┌──
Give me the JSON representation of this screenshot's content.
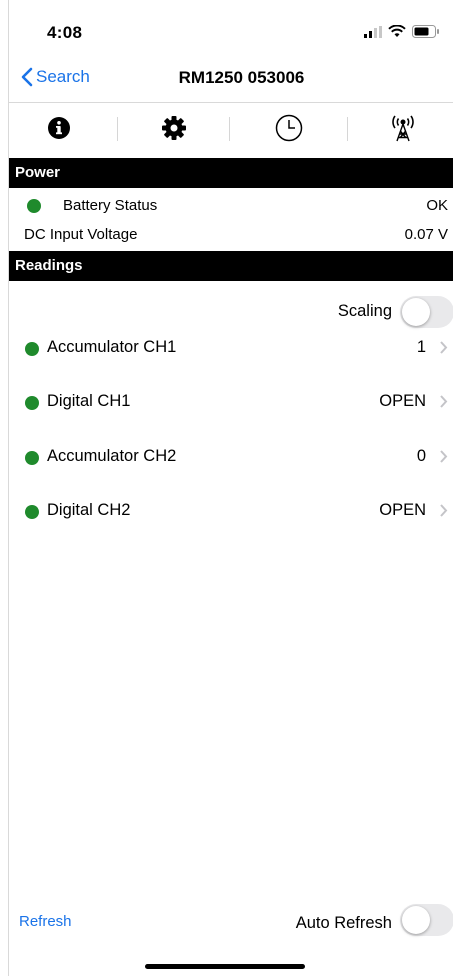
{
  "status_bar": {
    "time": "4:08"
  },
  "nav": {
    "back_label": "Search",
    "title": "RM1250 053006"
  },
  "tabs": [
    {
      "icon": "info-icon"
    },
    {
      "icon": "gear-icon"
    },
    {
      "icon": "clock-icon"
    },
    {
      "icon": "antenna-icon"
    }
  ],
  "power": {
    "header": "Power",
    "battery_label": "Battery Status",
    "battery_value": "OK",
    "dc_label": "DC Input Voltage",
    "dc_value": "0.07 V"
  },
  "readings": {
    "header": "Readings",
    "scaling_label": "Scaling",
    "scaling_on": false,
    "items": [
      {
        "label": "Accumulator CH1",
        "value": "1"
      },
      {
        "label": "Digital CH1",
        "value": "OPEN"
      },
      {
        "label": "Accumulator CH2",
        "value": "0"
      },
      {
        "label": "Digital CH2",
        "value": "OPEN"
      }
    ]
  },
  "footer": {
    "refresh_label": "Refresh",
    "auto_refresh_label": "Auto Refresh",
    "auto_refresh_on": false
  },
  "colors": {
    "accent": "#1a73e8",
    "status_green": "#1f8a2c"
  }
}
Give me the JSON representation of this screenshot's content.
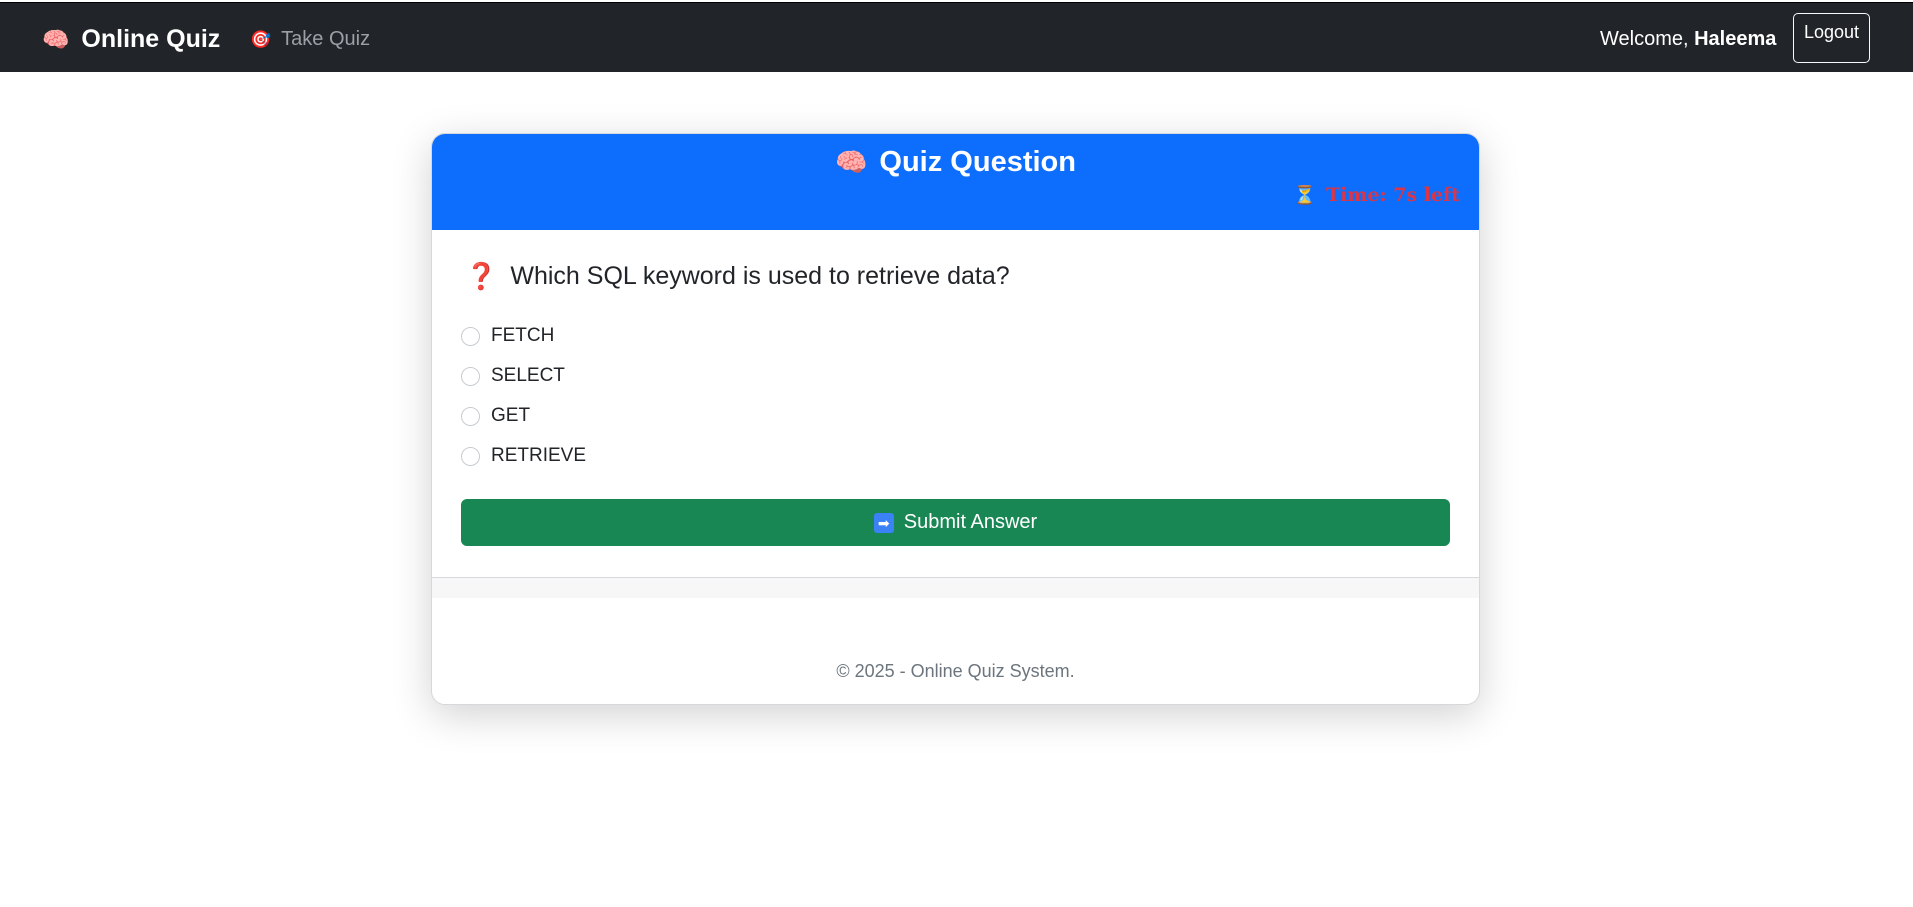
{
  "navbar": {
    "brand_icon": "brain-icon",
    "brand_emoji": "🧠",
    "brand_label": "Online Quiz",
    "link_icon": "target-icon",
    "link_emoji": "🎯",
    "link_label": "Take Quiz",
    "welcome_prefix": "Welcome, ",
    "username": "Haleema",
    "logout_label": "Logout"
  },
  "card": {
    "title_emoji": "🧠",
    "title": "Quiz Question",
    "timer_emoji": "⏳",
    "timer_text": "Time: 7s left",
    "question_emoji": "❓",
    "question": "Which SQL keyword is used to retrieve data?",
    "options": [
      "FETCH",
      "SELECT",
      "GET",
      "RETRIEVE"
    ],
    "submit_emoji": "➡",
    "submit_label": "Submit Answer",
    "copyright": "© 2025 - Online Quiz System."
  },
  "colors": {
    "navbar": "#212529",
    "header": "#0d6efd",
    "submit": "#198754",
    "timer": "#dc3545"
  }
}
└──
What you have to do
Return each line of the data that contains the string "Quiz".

Expected output
    "brand_label": "Online Quiz",
    "link_label": "Take Quiz",
    "title": "Quiz Question",
    "copyright": "© 2025 - Online Quiz System."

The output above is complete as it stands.